_Problem statement_. The string "time" may appear in lines of the entries below. Report how many lines hold it, with only the number.

[Excerpted data — start]

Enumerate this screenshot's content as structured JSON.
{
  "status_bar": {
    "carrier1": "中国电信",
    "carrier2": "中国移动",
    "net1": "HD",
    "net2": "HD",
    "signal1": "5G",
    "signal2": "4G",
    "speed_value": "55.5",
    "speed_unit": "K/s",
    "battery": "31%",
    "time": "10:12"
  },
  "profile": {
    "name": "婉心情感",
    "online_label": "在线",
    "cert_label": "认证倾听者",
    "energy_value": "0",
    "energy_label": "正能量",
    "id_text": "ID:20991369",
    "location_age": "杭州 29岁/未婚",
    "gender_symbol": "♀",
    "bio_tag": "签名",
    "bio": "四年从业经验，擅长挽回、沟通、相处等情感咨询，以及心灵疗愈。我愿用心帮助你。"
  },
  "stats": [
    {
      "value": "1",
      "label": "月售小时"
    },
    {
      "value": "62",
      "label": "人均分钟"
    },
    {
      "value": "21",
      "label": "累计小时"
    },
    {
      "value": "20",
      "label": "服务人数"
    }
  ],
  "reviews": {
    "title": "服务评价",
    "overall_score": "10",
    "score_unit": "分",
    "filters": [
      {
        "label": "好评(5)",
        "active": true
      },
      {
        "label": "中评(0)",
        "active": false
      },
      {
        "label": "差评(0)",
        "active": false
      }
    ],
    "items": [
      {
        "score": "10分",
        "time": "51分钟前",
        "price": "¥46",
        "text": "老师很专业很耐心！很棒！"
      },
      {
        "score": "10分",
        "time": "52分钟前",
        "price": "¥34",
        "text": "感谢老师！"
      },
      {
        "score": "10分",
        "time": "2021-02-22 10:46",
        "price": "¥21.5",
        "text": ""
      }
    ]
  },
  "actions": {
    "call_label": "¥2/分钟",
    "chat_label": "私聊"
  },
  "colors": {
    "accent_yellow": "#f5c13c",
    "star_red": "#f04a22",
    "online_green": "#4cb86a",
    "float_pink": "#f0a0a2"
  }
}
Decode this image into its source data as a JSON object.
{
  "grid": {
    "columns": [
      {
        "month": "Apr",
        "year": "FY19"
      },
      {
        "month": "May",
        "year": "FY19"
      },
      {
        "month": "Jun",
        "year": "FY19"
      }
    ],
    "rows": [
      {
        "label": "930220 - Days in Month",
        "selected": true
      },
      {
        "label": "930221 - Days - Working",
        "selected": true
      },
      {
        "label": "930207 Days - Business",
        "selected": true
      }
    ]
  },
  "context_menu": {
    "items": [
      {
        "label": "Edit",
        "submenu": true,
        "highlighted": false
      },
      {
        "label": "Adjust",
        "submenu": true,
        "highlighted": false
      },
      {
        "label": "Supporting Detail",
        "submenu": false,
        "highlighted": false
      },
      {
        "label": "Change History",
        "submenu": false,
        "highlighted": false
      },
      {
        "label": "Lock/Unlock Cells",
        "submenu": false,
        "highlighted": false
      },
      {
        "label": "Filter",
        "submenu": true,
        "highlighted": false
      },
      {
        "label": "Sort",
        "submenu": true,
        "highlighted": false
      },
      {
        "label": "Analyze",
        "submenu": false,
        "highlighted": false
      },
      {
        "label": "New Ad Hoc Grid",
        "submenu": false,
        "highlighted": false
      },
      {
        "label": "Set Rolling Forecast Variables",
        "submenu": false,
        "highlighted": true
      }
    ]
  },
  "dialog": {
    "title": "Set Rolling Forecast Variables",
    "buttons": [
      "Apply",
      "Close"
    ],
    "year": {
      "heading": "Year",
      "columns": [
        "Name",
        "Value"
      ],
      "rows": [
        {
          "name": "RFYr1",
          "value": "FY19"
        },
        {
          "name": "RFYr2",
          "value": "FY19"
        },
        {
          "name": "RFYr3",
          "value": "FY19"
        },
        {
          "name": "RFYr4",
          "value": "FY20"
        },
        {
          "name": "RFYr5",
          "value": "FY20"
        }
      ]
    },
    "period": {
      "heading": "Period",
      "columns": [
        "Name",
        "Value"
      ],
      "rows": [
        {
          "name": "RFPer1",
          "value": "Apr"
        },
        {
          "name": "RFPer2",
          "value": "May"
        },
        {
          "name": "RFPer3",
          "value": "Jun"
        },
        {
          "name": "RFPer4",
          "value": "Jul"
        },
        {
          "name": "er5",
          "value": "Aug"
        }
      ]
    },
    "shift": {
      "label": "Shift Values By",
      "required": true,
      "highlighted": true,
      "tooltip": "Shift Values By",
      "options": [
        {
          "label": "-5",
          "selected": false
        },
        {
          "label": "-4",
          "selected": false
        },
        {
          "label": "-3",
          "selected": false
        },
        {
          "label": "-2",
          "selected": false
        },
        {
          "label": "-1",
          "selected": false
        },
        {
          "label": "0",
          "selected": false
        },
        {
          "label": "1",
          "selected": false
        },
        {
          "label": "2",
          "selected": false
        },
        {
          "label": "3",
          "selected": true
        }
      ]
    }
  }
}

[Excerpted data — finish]

_Reply_. 4